The regions where CEN works offer tremendous natural beauty. The communities are rich with local knowledge and a strong appreciation of natural and cultural heritage. Tourism offers economic opportunity, generating a continuous flow of investment and visitors and contributing to overall regional development. Practiced carefully, tourism can also help the communities preserve their culture and environment.
Small scale, slow growth, and local management are key to creating sustainable economic opportunities through community-based tourism. Programs founded on these principles provide environmental benefits and reduce poverty and unemployment. Local management tends to be more positive because residents have a vested interest in the well-being of their community, and they are therefore more accountable to environmental protection than multinational corporations. Smaller-scale ecotourism operations can also be marketed to a different kind of tourist than large-scale packages. Hence, the development of facilities and infrastructure does not need to conform to corporate Western tourism standards and can be much simpler and less expensive to produce.
Our primary objectives for supporting communities’ tourism initiatives are to help them become more self-reliant and to build sustainable livelihoods while maintaining their unique culture and preserving the environment. We are also working hard to ensure that the tourist activities the communities decide to pursue are financially, socially and environmentally sustainable.
Establish Community Goals — We encourage each community to reflect upon their goals, explore whether and how tourism can help them meet these objectives, and to develop a plan for achieving these goals.
For example, the community of Xixuaú already has a well-developed ecotourism business and largely supports itself on visits by international film crews and tourists who use the community as a base camp to explore the pristine surroundings. Another community, Suruacá, on the other hand, is more cautious toward promoting open tourism but is interested in using tourism as a way to facilitate stronger relationships with visitors. We encourage this community-wide dialog by helping residents hold meetings and workshops on the subject, as well as by helping communities with tourism experience, like Xixuaú, share their learning with those considering tourism, like Suruacá. We supported just this kind of cross-community dialog by sponsoring a visit by a Xixuaú resident to Suruacá.

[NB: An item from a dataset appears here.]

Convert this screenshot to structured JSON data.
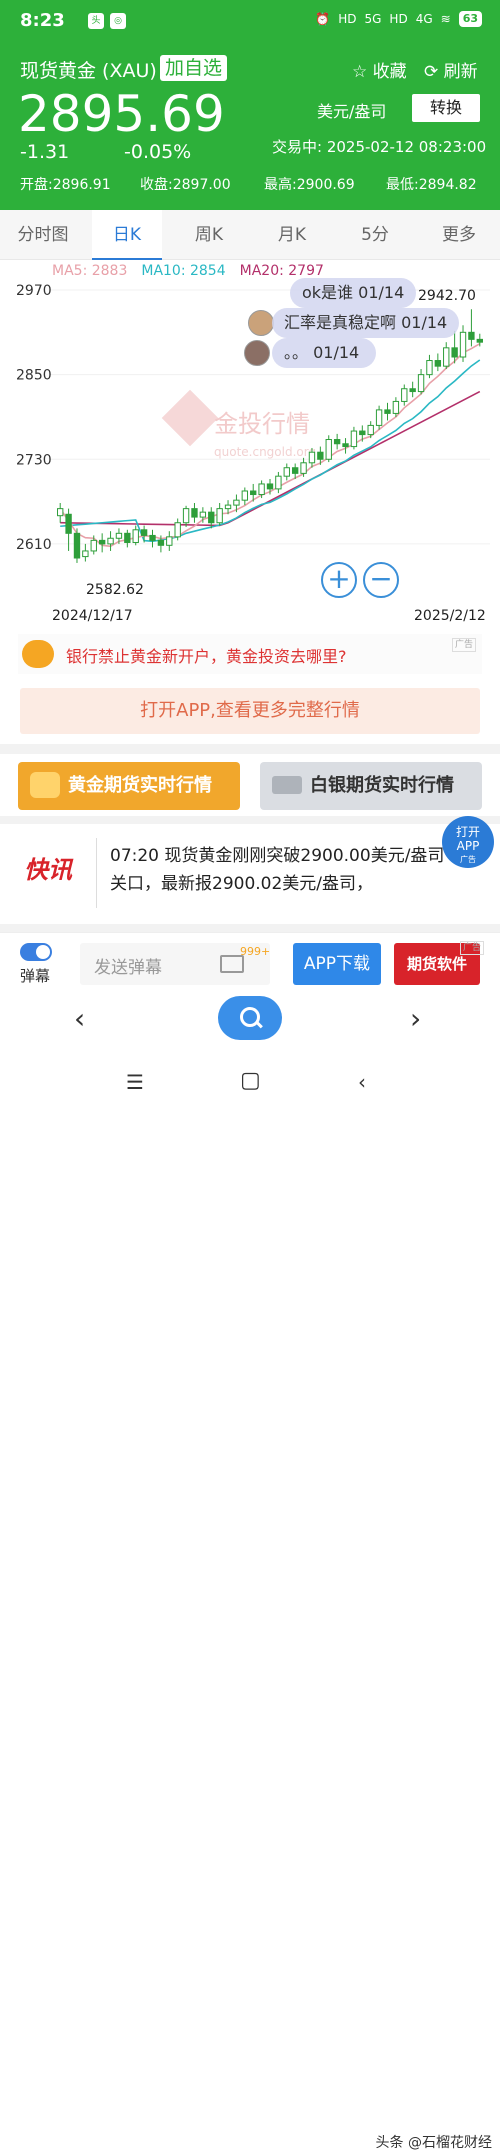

Build Community Capacity to Manage — We build community skills to manage the development of tourism in the communities by strengthening the basic skills of a cross section of the community’s society, and helping to develop existing community institutions.
Build Livelihoods — We mentor residents to establish locally based, family-run tourism-related businesses. CEN’s efforts aim to involve communities in all aspects of the development of tourism programs with the goal of building self-reliant tourism ventures. We help the communities and residents develop economic activities such as handicraft production and guided tours, which complement community goals and build sustainable livelihoods.
Train Entrepreneurs — We facilitate training to help community entrepreneurs improve the quality of their products, manage their businesses better and market their products effectively.
Attract Tourists — We organize visits of a manageable number of visitors so residents can learn from the experience and increase their income without overwhelming their way of life. These visitors will also become partners in the process and have the opportunity to participate in real experiences in the special communities they visit. CEN also works closely with the communities to market their tourism product with local and national tourism agencies, government agencies and others to increase the number of visitors to their communities.
Our Eixo Forte / Juá Community Tourism Project is a broad initiative to bring community-based tourism to 16 impoverished communities in the Brazilian Amazon, offering many opportunities to improve their livelihoods, without abandoning their culture and traditional way of life. Although each community’s needs and aspirations are unique, we believe many of the lessons we learn from this project will be applicable in other parts of the world, and we plan to replicate this work in other communities.